> _PROBLEM_:
Pictures aside, repeat the listing below exactly.

○ ○ ○ ○ ○

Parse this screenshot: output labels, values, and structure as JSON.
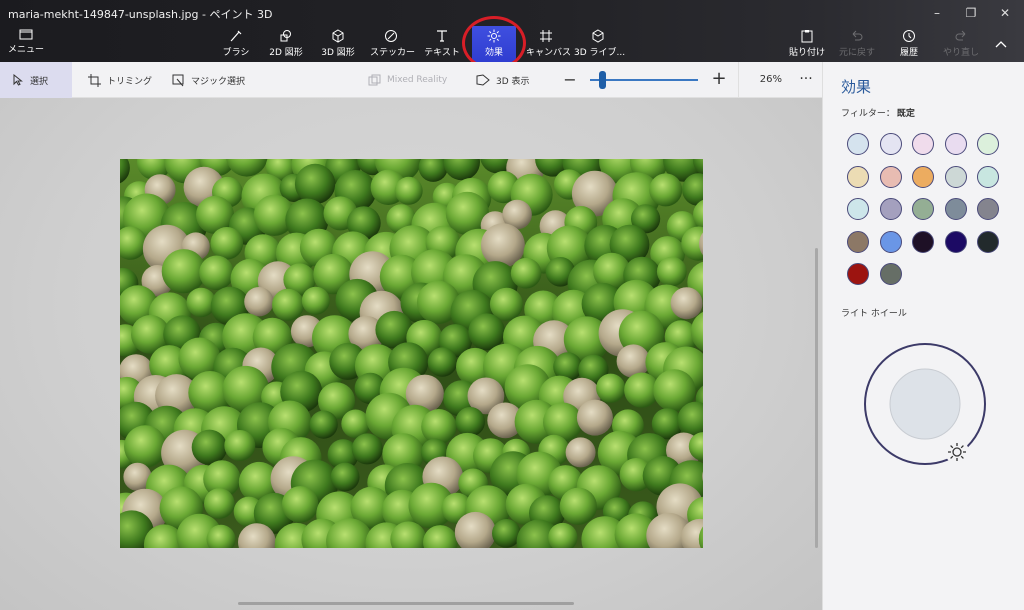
{
  "window": {
    "title": "maria-mekht-149847-unsplash.jpg - ペイント 3D",
    "controls": [
      "–",
      "❐",
      "✕"
    ]
  },
  "ribbon": {
    "menu_label": "メニュー",
    "tools": [
      {
        "id": "brush",
        "label": "ブラシ",
        "icon": "brush-icon"
      },
      {
        "id": "shapes2d",
        "label": "2D 図形",
        "icon": "shapes-2d-icon"
      },
      {
        "id": "shapes3d",
        "label": "3D 図形",
        "icon": "cube-icon"
      },
      {
        "id": "stickers",
        "label": "ステッカー",
        "icon": "sticker-icon"
      },
      {
        "id": "text",
        "label": "テキスト",
        "icon": "text-icon"
      },
      {
        "id": "effects",
        "label": "効果",
        "icon": "sun-icon",
        "active": true
      },
      {
        "id": "canvas",
        "label": "キャンバス",
        "icon": "canvas-icon"
      },
      {
        "id": "library3d",
        "label": "3D ライブ...",
        "icon": "library-3d-icon"
      }
    ],
    "right_tools": [
      {
        "id": "paste",
        "label": "貼り付け",
        "icon": "paste-icon",
        "enabled": true
      },
      {
        "id": "undo",
        "label": "元に戻す",
        "icon": "undo-icon",
        "enabled": false
      },
      {
        "id": "history",
        "label": "履歴",
        "icon": "history-icon",
        "enabled": true
      },
      {
        "id": "redo",
        "label": "やり直し",
        "icon": "redo-icon",
        "enabled": false
      }
    ],
    "collapse_icon": "chevron-up-icon"
  },
  "command_bar": {
    "select_label": "選択",
    "crop_label": "トリミング",
    "magic_select_label": "マジック選択",
    "mixed_reality_label": "Mixed Reality",
    "view3d_label": "3D 表示",
    "zoom_minus": "−",
    "zoom_plus": "+",
    "zoom_value": "26%",
    "zoom_fraction": 0.26,
    "more": "···"
  },
  "panel": {
    "title": "効果",
    "filter_label": "フィルター：",
    "filter_value": "既定",
    "swatches": [
      "#d5e3ee",
      "#e4e4f2",
      "#f0dcec",
      "#e9dcf0",
      "#dcf0dc",
      "#ecdcb4",
      "#e8bcb2",
      "#ecac60",
      "#cdd8d6",
      "#c8e6e0",
      "#cde6ea",
      "#a4a0be",
      "#94ae94",
      "#7e8c9a",
      "#84848e",
      "#8c7866",
      "#6a96e6",
      "#1e1026",
      "#1c0a64",
      "#222a2c",
      "#9c1410",
      "#666e66"
    ],
    "lightwheel_label": "ライト ホイール"
  }
}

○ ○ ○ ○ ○

> _EXERCISE RESULT_:
Parse this screenshot: output labels, values, and structure as JSON.
{
  "window": {
    "title": "maria-mekht-149847-unsplash.jpg - ペイント 3D",
    "controls": [
      "–",
      "❐",
      "✕"
    ]
  },
  "ribbon": {
    "menu_label": "メニュー",
    "tools": [
      {
        "id": "brush",
        "label": "ブラシ",
        "icon": "brush-icon"
      },
      {
        "id": "shapes2d",
        "label": "2D 図形",
        "icon": "shapes-2d-icon"
      },
      {
        "id": "shapes3d",
        "label": "3D 図形",
        "icon": "cube-icon"
      },
      {
        "id": "stickers",
        "label": "ステッカー",
        "icon": "sticker-icon"
      },
      {
        "id": "text",
        "label": "テキスト",
        "icon": "text-icon"
      },
      {
        "id": "effects",
        "label": "効果",
        "icon": "sun-icon",
        "active": true
      },
      {
        "id": "canvas",
        "label": "キャンバス",
        "icon": "canvas-icon"
      },
      {
        "id": "library3d",
        "label": "3D ライブ...",
        "icon": "library-3d-icon"
      }
    ],
    "right_tools": [
      {
        "id": "paste",
        "label": "貼り付け",
        "icon": "paste-icon",
        "enabled": true
      },
      {
        "id": "undo",
        "label": "元に戻す",
        "icon": "undo-icon",
        "enabled": false
      },
      {
        "id": "history",
        "label": "履歴",
        "icon": "history-icon",
        "enabled": true
      },
      {
        "id": "redo",
        "label": "やり直し",
        "icon": "redo-icon",
        "enabled": false
      }
    ],
    "collapse_icon": "chevron-up-icon"
  },
  "command_bar": {
    "select_label": "選択",
    "crop_label": "トリミング",
    "magic_select_label": "マジック選択",
    "mixed_reality_label": "Mixed Reality",
    "view3d_label": "3D 表示",
    "zoom_minus": "−",
    "zoom_plus": "+",
    "zoom_value": "26%",
    "zoom_fraction": 0.26,
    "more": "···"
  },
  "panel": {
    "title": "効果",
    "filter_label": "フィルター：",
    "filter_value": "既定",
    "swatches": [
      "#d5e3ee",
      "#e4e4f2",
      "#f0dcec",
      "#e9dcf0",
      "#dcf0dc",
      "#ecdcb4",
      "#e8bcb2",
      "#ecac60",
      "#cdd8d6",
      "#c8e6e0",
      "#cde6ea",
      "#a4a0be",
      "#94ae94",
      "#7e8c9a",
      "#84848e",
      "#8c7866",
      "#6a96e6",
      "#1e1026",
      "#1c0a64",
      "#222a2c",
      "#9c1410",
      "#666e66"
    ],
    "lightwheel_label": "ライト ホイール"
  }
}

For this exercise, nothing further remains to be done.